[Start of Attachment]
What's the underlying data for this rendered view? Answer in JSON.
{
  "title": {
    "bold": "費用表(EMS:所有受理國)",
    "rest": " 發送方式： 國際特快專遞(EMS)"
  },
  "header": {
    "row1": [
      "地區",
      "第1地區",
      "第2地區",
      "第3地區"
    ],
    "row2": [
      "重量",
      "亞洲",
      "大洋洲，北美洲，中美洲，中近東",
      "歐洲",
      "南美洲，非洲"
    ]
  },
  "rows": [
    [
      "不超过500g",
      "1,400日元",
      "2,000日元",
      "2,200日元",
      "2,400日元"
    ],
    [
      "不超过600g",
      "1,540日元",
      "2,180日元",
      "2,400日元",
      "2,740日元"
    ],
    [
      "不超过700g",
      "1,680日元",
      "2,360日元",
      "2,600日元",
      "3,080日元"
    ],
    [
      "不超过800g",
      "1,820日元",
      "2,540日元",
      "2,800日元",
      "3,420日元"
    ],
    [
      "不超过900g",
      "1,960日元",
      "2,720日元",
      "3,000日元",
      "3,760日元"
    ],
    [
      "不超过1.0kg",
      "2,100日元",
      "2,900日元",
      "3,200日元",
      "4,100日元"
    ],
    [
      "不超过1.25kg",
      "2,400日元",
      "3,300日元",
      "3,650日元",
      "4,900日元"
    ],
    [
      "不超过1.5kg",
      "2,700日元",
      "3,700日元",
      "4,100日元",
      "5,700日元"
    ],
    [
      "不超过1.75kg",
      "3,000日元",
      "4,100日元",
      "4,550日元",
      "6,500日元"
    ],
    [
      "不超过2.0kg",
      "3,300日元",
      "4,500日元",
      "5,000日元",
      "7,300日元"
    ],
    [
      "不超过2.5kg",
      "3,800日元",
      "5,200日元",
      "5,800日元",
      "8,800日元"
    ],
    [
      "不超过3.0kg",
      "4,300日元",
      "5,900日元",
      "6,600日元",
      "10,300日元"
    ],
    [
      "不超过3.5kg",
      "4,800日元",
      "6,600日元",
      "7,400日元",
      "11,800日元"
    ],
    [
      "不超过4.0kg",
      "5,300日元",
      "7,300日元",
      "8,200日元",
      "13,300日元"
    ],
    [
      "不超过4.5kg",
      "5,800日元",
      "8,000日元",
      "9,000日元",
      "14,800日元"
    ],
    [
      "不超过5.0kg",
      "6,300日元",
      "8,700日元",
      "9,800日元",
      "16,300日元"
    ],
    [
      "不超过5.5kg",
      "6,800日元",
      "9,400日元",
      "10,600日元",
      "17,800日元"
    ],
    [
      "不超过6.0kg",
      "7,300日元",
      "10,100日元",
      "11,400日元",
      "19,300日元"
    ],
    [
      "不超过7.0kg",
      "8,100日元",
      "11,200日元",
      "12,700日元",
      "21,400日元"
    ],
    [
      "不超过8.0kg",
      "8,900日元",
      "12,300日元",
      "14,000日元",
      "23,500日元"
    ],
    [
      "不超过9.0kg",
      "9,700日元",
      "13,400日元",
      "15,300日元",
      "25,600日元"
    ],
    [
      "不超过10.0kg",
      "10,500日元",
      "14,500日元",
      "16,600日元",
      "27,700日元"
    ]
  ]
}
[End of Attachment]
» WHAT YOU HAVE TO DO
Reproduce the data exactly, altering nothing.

» ANSWER TO THIS TASK
What's the underlying data for this rendered view? Answer in JSON.
{
  "title": {
    "bold": "費用表(EMS:所有受理國)",
    "rest": " 發送方式： 國際特快專遞(EMS)"
  },
  "header": {
    "row1": [
      "地區",
      "第1地區",
      "第2地區",
      "第3地區"
    ],
    "row2": [
      "重量",
      "亞洲",
      "大洋洲，北美洲，中美洲，中近東",
      "歐洲",
      "南美洲，非洲"
    ]
  },
  "rows": [
    [
      "不超过500g",
      "1,400日元",
      "2,000日元",
      "2,200日元",
      "2,400日元"
    ],
    [
      "不超过600g",
      "1,540日元",
      "2,180日元",
      "2,400日元",
      "2,740日元"
    ],
    [
      "不超过700g",
      "1,680日元",
      "2,360日元",
      "2,600日元",
      "3,080日元"
    ],
    [
      "不超过800g",
      "1,820日元",
      "2,540日元",
      "2,800日元",
      "3,420日元"
    ],
    [
      "不超过900g",
      "1,960日元",
      "2,720日元",
      "3,000日元",
      "3,760日元"
    ],
    [
      "不超过1.0kg",
      "2,100日元",
      "2,900日元",
      "3,200日元",
      "4,100日元"
    ],
    [
      "不超过1.25kg",
      "2,400日元",
      "3,300日元",
      "3,650日元",
      "4,900日元"
    ],
    [
      "不超过1.5kg",
      "2,700日元",
      "3,700日元",
      "4,100日元",
      "5,700日元"
    ],
    [
      "不超过1.75kg",
      "3,000日元",
      "4,100日元",
      "4,550日元",
      "6,500日元"
    ],
    [
      "不超过2.0kg",
      "3,300日元",
      "4,500日元",
      "5,000日元",
      "7,300日元"
    ],
    [
      "不超过2.5kg",
      "3,800日元",
      "5,200日元",
      "5,800日元",
      "8,800日元"
    ],
    [
      "不超过3.0kg",
      "4,300日元",
      "5,900日元",
      "6,600日元",
      "10,300日元"
    ],
    [
      "不超过3.5kg",
      "4,800日元",
      "6,600日元",
      "7,400日元",
      "11,800日元"
    ],
    [
      "不超过4.0kg",
      "5,300日元",
      "7,300日元",
      "8,200日元",
      "13,300日元"
    ],
    [
      "不超过4.5kg",
      "5,800日元",
      "8,000日元",
      "9,000日元",
      "14,800日元"
    ],
    [
      "不超过5.0kg",
      "6,300日元",
      "8,700日元",
      "9,800日元",
      "16,300日元"
    ],
    [
      "不超过5.5kg",
      "6,800日元",
      "9,400日元",
      "10,600日元",
      "17,800日元"
    ],
    [
      "不超过6.0kg",
      "7,300日元",
      "10,100日元",
      "11,400日元",
      "19,300日元"
    ],
    [
      "不超过7.0kg",
      "8,100日元",
      "11,200日元",
      "12,700日元",
      "21,400日元"
    ],
    [
      "不超过8.0kg",
      "8,900日元",
      "12,300日元",
      "14,000日元",
      "23,500日元"
    ],
    [
      "不超过9.0kg",
      "9,700日元",
      "13,400日元",
      "15,300日元",
      "25,600日元"
    ],
    [
      "不超过10.0kg",
      "10,500日元",
      "14,500日元",
      "16,600日元",
      "27,700日元"
    ]
  ]
}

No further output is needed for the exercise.